Required work. Look through the entries for the string "from" and copy every line where it shows up.

[Start of section]

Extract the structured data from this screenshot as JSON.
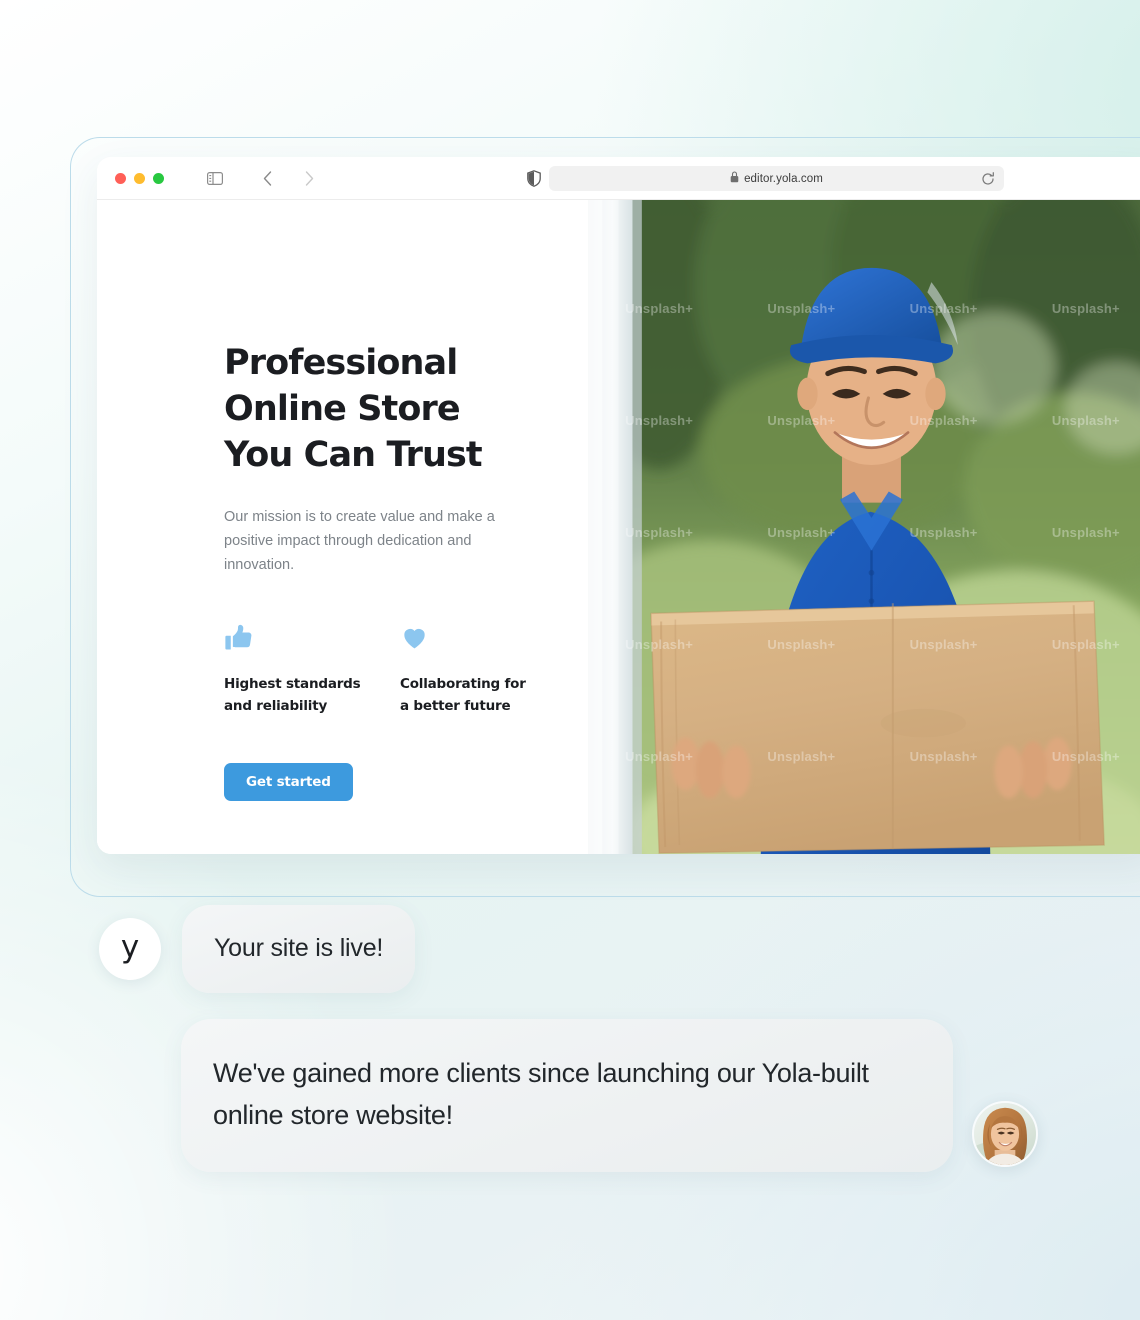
{
  "browser": {
    "traffic_lights": [
      "close",
      "minimize",
      "maximize"
    ],
    "sidebar_icon": "sidebar-toggle-icon",
    "back_icon": "chevron-left-icon",
    "forward_icon": "chevron-right-icon",
    "shield_icon": "shield-privacy-icon",
    "lock_icon": "lock-icon",
    "url": "editor.yola.com",
    "reload_icon": "reload-icon"
  },
  "site": {
    "hero": {
      "title": "Professional Online Store You Can Trust",
      "subtitle": "Our mission is to create value and make a positive impact through dedication and innovation.",
      "cta_label": "Get started",
      "cta_color": "#3d9ade",
      "icon_color": "#8cc6ef",
      "features": [
        {
          "icon": "thumbs-up-icon",
          "label": "Highest standards and reliability"
        },
        {
          "icon": "heart-icon",
          "label": "Collaborating for a better future"
        }
      ]
    },
    "photo": {
      "alt": "delivery-person-holding-box",
      "watermark": "Unsplash+"
    }
  },
  "chat": {
    "brand_avatar_letter": "y",
    "messages": [
      {
        "from": "brand",
        "text": "Your site is live!"
      },
      {
        "from": "customer",
        "text": "We've gained more clients since launching our Yola-built online store website!"
      }
    ],
    "customer_avatar": "customer-photo-avatar"
  }
}
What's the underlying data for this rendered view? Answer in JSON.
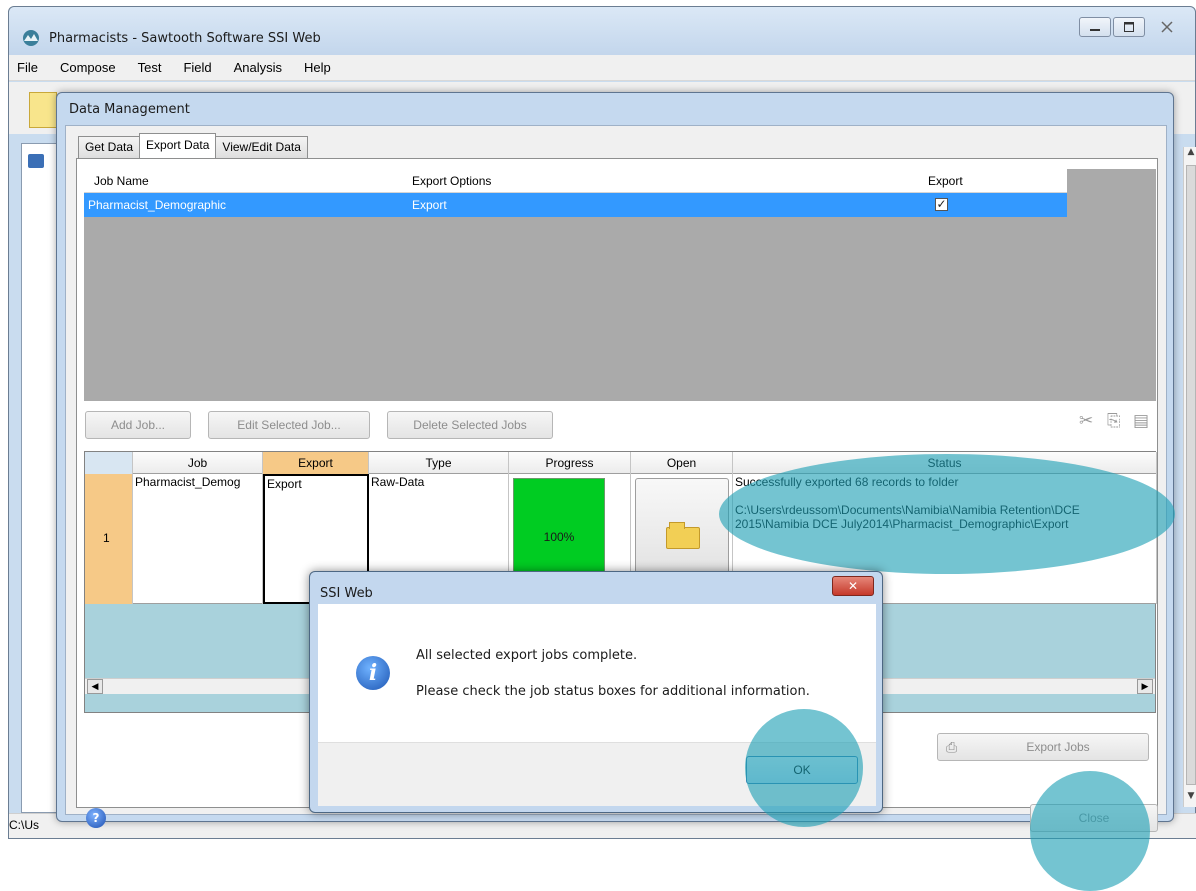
{
  "main_window": {
    "title": "Pharmacists - Sawtooth Software SSI Web",
    "menu": [
      "File",
      "Compose",
      "Test",
      "Field",
      "Analysis",
      "Help"
    ],
    "status_path": "C:\\Us"
  },
  "data_management": {
    "title": "Data Management",
    "tabs": [
      {
        "label": "Get Data",
        "active": false
      },
      {
        "label": "Export Data",
        "active": true
      },
      {
        "label": "View/Edit Data",
        "active": false
      }
    ],
    "jobs_table": {
      "headers": [
        "Job Name",
        "Export Options",
        "Export"
      ],
      "rows": [
        {
          "job_name": "Pharmacist_Demographic",
          "export_options": "Export",
          "export_checked": true,
          "check_mark": "✓"
        }
      ]
    },
    "buttons": {
      "add_job": "Add Job...",
      "edit_selected_job": "Edit Selected Job...",
      "delete_selected_jobs": "Delete Selected Jobs",
      "export_jobs": "Export Jobs",
      "close": "Close",
      "help": "?"
    },
    "export_grid": {
      "headers": [
        "Job",
        "Export",
        "Type",
        "Progress",
        "Open",
        "Status"
      ],
      "row": {
        "row_number": "1",
        "job": "Pharmacist_Demog",
        "export": "Export",
        "type": "Raw-Data",
        "progress_label": "100%",
        "progress_fraction": 1.0,
        "status_line1": "Successfully exported 68 records to folder",
        "status_line2": "C:\\Users\\rdeussom\\Documents\\Namibia\\Namibia Retention\\DCE 2015\\Namibia  DCE  July2014\\Pharmacist_Demographic\\Export"
      }
    }
  },
  "message_box": {
    "title": "SSI Web",
    "close_symbol": "✕",
    "info_symbol": "i",
    "line1": "All selected export jobs complete.",
    "line2": "Please check the job status boxes for additional information.",
    "ok_label": "OK"
  },
  "colors": {
    "selection": "#3399ff",
    "progress": "#00cc22",
    "highlight": "#1ea0b4"
  }
}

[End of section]

Reply.
Extract the structured data from this screenshot as JSON.
        "from": "brand",
        "from": "customer",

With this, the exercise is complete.